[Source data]
+---+
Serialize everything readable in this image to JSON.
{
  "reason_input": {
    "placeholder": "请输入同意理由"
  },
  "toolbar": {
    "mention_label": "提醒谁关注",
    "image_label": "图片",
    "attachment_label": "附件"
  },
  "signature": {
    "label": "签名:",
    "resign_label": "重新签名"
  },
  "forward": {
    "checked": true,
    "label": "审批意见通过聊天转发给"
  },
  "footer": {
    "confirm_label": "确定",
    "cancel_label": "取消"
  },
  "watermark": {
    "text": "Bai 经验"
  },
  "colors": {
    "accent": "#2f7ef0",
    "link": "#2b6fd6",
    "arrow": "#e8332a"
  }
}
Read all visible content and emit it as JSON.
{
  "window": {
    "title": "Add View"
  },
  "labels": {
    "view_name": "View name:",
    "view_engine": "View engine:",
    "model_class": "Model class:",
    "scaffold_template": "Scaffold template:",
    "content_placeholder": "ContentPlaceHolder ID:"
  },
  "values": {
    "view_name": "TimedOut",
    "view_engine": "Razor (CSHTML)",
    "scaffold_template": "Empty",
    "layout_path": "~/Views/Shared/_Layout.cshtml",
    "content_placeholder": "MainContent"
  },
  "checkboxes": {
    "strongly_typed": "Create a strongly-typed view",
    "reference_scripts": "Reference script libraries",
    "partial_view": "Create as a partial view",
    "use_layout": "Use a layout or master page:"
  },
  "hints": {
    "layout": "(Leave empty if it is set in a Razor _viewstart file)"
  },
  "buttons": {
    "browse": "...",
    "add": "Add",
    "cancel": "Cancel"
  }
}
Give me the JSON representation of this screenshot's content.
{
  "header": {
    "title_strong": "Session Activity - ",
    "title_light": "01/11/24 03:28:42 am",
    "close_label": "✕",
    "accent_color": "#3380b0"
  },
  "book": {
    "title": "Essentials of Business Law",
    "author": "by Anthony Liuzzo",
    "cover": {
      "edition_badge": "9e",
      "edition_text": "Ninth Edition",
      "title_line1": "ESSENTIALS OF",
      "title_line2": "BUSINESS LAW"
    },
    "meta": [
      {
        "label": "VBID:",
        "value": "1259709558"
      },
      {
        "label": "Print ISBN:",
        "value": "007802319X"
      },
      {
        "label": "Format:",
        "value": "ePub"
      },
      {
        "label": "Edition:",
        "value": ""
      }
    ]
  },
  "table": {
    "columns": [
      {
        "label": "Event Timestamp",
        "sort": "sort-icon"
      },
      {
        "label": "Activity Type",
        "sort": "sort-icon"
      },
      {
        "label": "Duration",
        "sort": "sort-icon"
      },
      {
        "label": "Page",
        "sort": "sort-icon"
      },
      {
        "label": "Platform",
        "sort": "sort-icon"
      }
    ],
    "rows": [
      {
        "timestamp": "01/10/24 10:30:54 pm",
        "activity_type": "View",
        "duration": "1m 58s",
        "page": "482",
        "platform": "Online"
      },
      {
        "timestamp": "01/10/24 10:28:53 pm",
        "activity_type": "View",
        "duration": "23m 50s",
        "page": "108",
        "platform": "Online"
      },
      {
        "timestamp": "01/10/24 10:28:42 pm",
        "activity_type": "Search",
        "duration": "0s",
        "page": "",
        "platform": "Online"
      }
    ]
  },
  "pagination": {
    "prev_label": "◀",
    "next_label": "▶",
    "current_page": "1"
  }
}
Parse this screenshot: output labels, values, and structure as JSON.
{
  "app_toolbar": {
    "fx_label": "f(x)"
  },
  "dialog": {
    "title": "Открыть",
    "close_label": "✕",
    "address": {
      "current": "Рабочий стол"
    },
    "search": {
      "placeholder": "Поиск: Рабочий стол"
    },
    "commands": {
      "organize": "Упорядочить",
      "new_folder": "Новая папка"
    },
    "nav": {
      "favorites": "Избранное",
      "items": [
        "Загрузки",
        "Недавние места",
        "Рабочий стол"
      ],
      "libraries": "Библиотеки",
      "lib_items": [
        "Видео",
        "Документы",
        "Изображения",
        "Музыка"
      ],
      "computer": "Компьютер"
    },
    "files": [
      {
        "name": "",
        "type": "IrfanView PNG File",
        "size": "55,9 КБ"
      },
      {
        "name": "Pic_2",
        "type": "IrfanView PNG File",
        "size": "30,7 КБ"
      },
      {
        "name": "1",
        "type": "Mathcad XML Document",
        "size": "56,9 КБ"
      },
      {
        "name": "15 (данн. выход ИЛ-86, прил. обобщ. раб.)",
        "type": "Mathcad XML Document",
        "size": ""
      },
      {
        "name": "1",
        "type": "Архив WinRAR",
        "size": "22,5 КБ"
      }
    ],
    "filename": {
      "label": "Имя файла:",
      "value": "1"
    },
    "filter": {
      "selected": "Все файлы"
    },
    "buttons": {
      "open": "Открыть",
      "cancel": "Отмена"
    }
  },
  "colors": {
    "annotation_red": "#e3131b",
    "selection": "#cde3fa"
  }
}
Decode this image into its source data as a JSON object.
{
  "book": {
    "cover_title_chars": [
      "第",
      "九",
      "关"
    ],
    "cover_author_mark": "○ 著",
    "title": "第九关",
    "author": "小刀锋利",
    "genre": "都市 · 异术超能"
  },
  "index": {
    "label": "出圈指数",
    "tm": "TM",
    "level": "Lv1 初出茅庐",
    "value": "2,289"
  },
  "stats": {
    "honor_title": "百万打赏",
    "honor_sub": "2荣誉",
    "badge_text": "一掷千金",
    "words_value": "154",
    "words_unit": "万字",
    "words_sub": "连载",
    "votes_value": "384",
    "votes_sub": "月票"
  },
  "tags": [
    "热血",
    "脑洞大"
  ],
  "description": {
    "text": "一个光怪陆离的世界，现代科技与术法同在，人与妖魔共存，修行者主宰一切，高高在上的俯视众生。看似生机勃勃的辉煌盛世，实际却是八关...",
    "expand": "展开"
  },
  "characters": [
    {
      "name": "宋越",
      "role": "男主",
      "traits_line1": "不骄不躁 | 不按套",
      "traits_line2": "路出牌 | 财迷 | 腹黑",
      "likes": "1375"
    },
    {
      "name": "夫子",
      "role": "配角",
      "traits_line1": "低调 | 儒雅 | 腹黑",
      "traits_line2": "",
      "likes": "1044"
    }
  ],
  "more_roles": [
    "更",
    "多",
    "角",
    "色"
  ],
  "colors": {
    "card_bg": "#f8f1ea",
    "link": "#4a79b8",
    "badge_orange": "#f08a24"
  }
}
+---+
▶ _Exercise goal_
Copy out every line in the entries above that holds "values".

▶ _Reply_
  "values": {
Parse this screenshot: output labels, values, and structure as JSON.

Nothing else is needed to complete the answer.